Poetry at Sangam



Landscape with Figure in Blue by Nancy Naomi Carlson

Too early for full light, yet the wrens
have been calling an hour now, mate to mate,
while within walls subdued in pale golds 
as in a painting by Hopper, a neighbor’s hands
calm her cat on the window sill.
The cat, sensing boy or man or deer
in the shared yard, tracks the dog
at the end of my leash.
The dog seems blasé, but for the twitching ear,
and ignores me, too, on the side porch
in my terry robe—a man’s terry robe
with hood, blue, or what years of rinse
and spin render what was blue something less—

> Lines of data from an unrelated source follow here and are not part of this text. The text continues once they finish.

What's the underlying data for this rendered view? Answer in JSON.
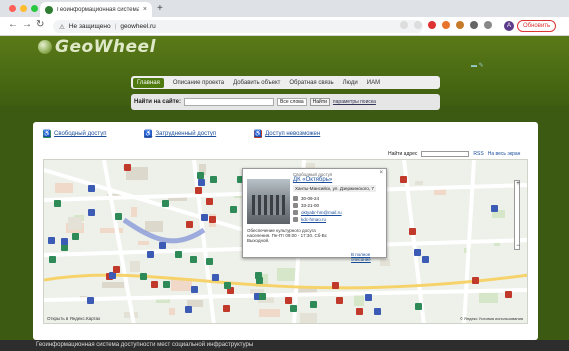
{
  "browser": {
    "tab_title": "Геоинформационная системa",
    "new_tab": "+",
    "url_security": "Не защищено",
    "url_separator": "|",
    "url": "geowheel.ru",
    "update_label": "Обновить",
    "avatar_letter": "A"
  },
  "site": {
    "logo_text": "GeoWheel",
    "menu": [
      {
        "label": "Главная"
      },
      {
        "label": "Описание проекта"
      },
      {
        "label": "Добавить объект"
      },
      {
        "label": "Обратная связь"
      },
      {
        "label": "Люди"
      },
      {
        "label": "ИАМ"
      }
    ],
    "search_label": "Найти на сайте:",
    "search_scope": "Все слова",
    "search_button": "Найти",
    "search_params": "параметры поиска"
  },
  "legend": [
    {
      "label": "Свободный доступ",
      "color": "#2e8b57"
    },
    {
      "label": "Затрудненный доступ",
      "color": "#3b5bb5"
    },
    {
      "label": "Доступ невозможен",
      "color": "#c0392b"
    }
  ],
  "map": {
    "address_label": "Найти адрес",
    "rss": "RSS",
    "full_screen": "На весь экран",
    "open_yandex": "Открыть в Яндекс.Картах",
    "copyright": "© Яндекс Условия использования",
    "zoom_in": "+",
    "zoom_out": "−"
  },
  "popup": {
    "category": "Свободный доступ",
    "name": "ДК «Октябрь»",
    "address": "Ханты-Мансийск, ул. Дзержинского, 7",
    "phone": "30-09-24",
    "hours": "33-21-00",
    "email": "oktyabr-hm@mail.ru",
    "site": "kdc-hmao.ru",
    "description": "Обеспечение культурного досуга населения. Пн-Пт 09:00 - 17:30. Сб-Вс Выходной.",
    "more": "В полное описание",
    "close": "×"
  },
  "footer": "Геоинформационная система доступности мест социальной инфраструктуры"
}
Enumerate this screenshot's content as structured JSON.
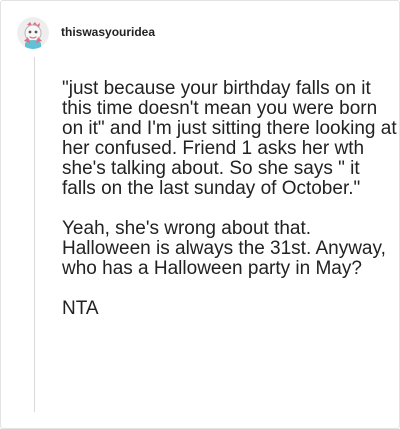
{
  "post": {
    "username": "thiswasyouridea",
    "paragraphs": [
      "\"just because your birthday falls on it this time doesn't mean you were born on it\" and I'm just sitting there looking at her confused. Friend 1 asks her wth she's talking about. So she says \" it falls on the last sunday of October.\"",
      "Yeah, she's wrong about that. Halloween is always the 31st. Anyway, who has a Halloween party in May?",
      "NTA"
    ]
  },
  "icons": {
    "avatar": "character-avatar"
  },
  "colors": {
    "text": "#222222",
    "border": "#e3e3e3",
    "thread_line": "#d9d9d9",
    "avatar_background": "#eeeeee",
    "avatar_accent": "#e16f86"
  }
}
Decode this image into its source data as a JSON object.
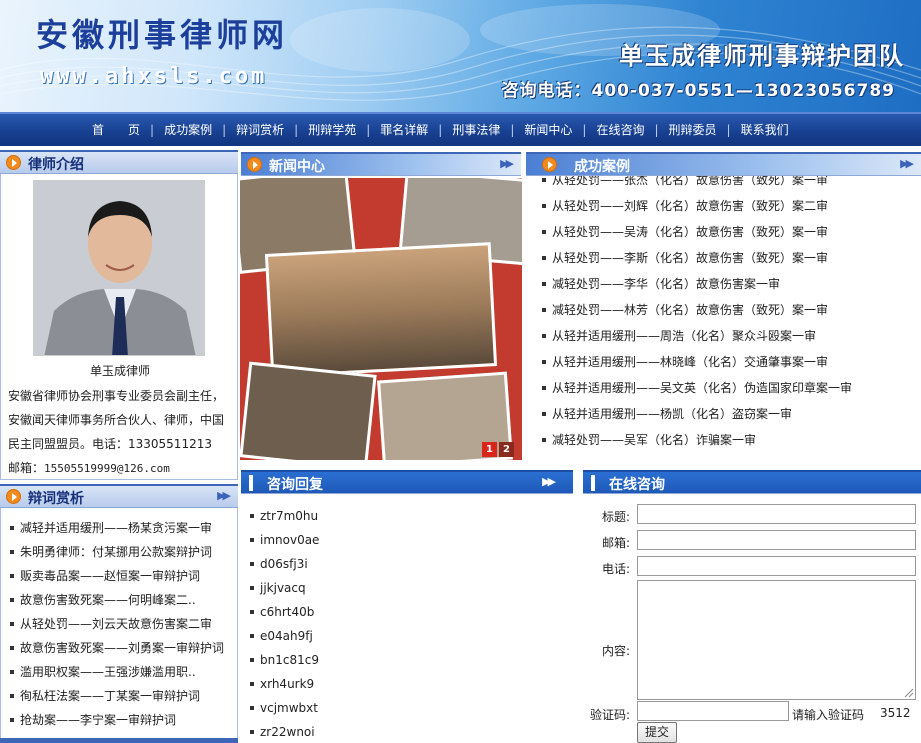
{
  "banner": {
    "title": "安徽刑事律师网",
    "url": "www.ahxsls.com",
    "team": "单玉成律师刑事辩护团队",
    "phone": "咨询电话：400-037-0551—13023056789"
  },
  "nav": {
    "items": [
      "首　　页",
      "成功案例",
      "辩词赏析",
      "刑辩学苑",
      "罪名详解",
      "刑事法律",
      "新闻中心",
      "在线咨询",
      "刑辩委员",
      "联系我们"
    ],
    "separator": "|"
  },
  "lawyer": {
    "header": "律师介绍",
    "name": "单玉成律师",
    "desc": "安徽省律师协会刑事专业委员会副主任，安徽闻天律师事务所合伙人、律师，中国民主同盟盟员。电话：13305511213　邮箱：",
    "email": "15505519999@126.com"
  },
  "news": {
    "header": "新闻中心",
    "pages": [
      "1",
      "2"
    ]
  },
  "cases": {
    "header": "成功案例",
    "items": [
      "从轻处罚——张杰（化名）故意伤害（致死）案一审",
      "从轻处罚——刘辉（化名）故意伤害（致死）案二审",
      "从轻处罚——吴涛（化名）故意伤害（致死）案一审",
      "从轻处罚——李斯（化名）故意伤害（致死）案一审",
      "减轻处罚——李华（化名）故意伤害案一审",
      "减轻处罚——林芳（化名）故意伤害（致死）案一审",
      "从轻并适用缓刑——周浩（化名）聚众斗殴案一审",
      "从轻并适用缓刑——林晓峰（化名）交通肇事案一审",
      "从轻并适用缓刑——吴文英（化名）伪造国家印章案一审",
      "从轻并适用缓刑——杨凯（化名）盗窃案一审",
      "减轻处罚——吴军（化名）诈骗案一审"
    ]
  },
  "speeches": {
    "header": "辩词赏析",
    "items": [
      "减轻并适用缓刑——杨某贪污案一审",
      "朱明勇律师：付某挪用公款案辩护词",
      "贩卖毒品案——赵恒案一审辩护词",
      "故意伤害致死案——何明峰案二..",
      "从轻处罚——刘云天故意伤害案二审",
      "故意伤害致死案——刘勇案一审辩护词",
      "滥用职权案——王强涉嫌滥用职..",
      "徇私枉法案——丁某案一审辩护词",
      "抢劫案——李宁案一审辩护词"
    ]
  },
  "consult": {
    "header": "咨询回复",
    "items": [
      "ztr7m0hu",
      "imnov0ae",
      "d06sfj3i",
      "jjkjvacq",
      "c6hrt40b",
      "e04ah9fj",
      "bn1c81c9",
      "xrh4urk9",
      "vcjmwbxt",
      "zr22wnoi"
    ]
  },
  "online": {
    "header": "在线咨询",
    "title_label": "标题:",
    "email_label": "邮箱:",
    "phone_label": "电话:",
    "content_label": "内容:",
    "captcha_label": "验证码:",
    "captcha_hint": "请输入验证码",
    "captcha_code": "3512",
    "submit": "提交"
  },
  "colors": {
    "nav": "#173f8f",
    "accent": "#f28a1d",
    "header_blue": "#1e59b8"
  }
}
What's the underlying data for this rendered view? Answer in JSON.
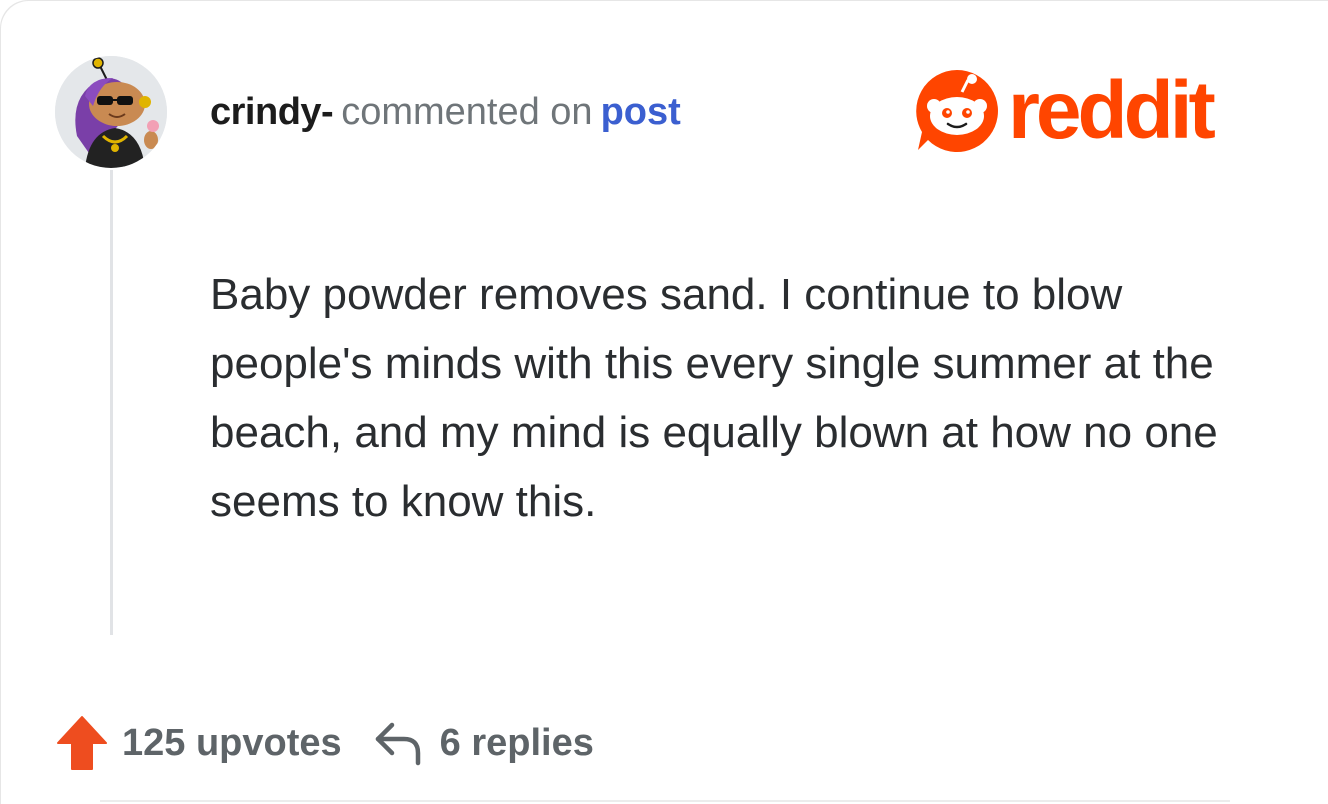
{
  "comment": {
    "username": "crindy-",
    "action_text": "commented on",
    "post_link": "post",
    "body": "Baby powder removes sand. I continue to blow people's minds with this every single summer at the beach, and my mind is equally blown at how no one seems to know this."
  },
  "brand": {
    "logo_text": "reddit",
    "color": "#ff4500"
  },
  "footer": {
    "upvotes_label": "125 upvotes",
    "replies_label": "6 replies",
    "upvote_icon": "arrow-up-icon",
    "reply_icon": "reply-arrow-icon"
  },
  "colors": {
    "username": "#1c1c1c",
    "secondary_text": "#6f7579",
    "link": "#3b5fd0",
    "body_text": "#2a2d30",
    "upvote": "#ee4d1f"
  }
}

the robe I bought for chilled days
of late thaw when the dog must go out
and no man here for the robe,
none for the dog,
though any one of three husbands,
here and gone, might have left such a robe,
and each might disagree about who
did the leaving, but not what was left:
the Japanese maple burning
orange-red at the curb;
a small dog that jumps like a deer or boy,
or man, vanishing into the early light.